Melvin Gardiner returned to Hawkes Bay after a year or two, but on finding no place for himself in the band, he started his own group, the Messengers. They consisted of Paul Gitmans' brother Hans on vocals, Eric Coombes on keyboards, Gavin Mather on drums, Chris Collier on bass guitar, ???? on lead guitar and Melvin on rhythm guitar. They established themselves as another class Hawkes Bay group and had a reasonable following.
Derek Fitzgerald joined the Contacts when the Yes Men folded, playing keyboards, vibes and also contributing to vocals. Paul Gitmans left soon after Derek joined, to pursue a business opportunity in Auckland.
The Contacts were resident at the Top Hat ballroom for ten years, from 1960 to 1970. They shared this venue with the very popular Ernie Rouse Trad Jazz Band. During those ten years, they backed just about every major New Zealand artist or duo, that came into the music scene. The Contacts also played at the Napier youth club dance on Sundays at the MacLean Park stadium, which was attended by thousands of kids and parents.
The Contacts final few performances were at the Down Town Club in Wellington. Roy Young, owner of the club, had contacted Kepa Toa, asking him if the band would play alongside the developing Quincy Conserve, who would shortly take on full time residency at the club. At that early stage, Quincy Conserve had a very limited repertoire, and he needed another band to help fill in the gaps. They did about three weekends at the club, consisting of Friday, Saturday and Sunday nights, before driving back to Hawkes Bay after the Sunday night show, in order to commence their day jobs on Monday morning.
After the Contacts ended, Gordon Wong from the Yes Men, joined up with Mike Angland, Noel Morley, and Craig Alexander, and several other aspiring musicians to put together a new band for the Top Hat. They called themselves Prima Brass, and like their name, they had a strong brass line up, but did not have much vocal strength. The era of the Top Hat, and places like it was ending, as other entertainment options were pulling away the crowds. For about 6 months, Murray Waite filled in for Craig in the Prima Brass, while he was away working a daytime job elsewhere.
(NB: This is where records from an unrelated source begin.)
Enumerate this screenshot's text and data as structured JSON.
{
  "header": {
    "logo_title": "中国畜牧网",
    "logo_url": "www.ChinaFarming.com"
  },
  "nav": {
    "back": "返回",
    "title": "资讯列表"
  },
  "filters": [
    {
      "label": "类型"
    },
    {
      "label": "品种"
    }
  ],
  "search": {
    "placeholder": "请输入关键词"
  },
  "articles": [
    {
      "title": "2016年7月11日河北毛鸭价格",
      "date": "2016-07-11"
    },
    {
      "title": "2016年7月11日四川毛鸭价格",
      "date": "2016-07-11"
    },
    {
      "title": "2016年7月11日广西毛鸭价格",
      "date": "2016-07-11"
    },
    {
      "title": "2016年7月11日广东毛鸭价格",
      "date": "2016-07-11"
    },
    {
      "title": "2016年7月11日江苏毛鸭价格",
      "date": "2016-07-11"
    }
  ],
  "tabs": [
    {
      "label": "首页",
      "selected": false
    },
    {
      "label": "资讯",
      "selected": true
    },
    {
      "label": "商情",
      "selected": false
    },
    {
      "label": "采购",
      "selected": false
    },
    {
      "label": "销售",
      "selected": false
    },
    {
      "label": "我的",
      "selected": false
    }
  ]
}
As a side note, one of the various artist CD's I mentioned earlier states that Raice McLeod was also a member of the Contacts before joining up with Quincy Conserve. As does John Dix in "Stranded In Paradise". I have been assured by Raice himself that this information is incorrect. He was never a member of the Contacts.
New Zealand Music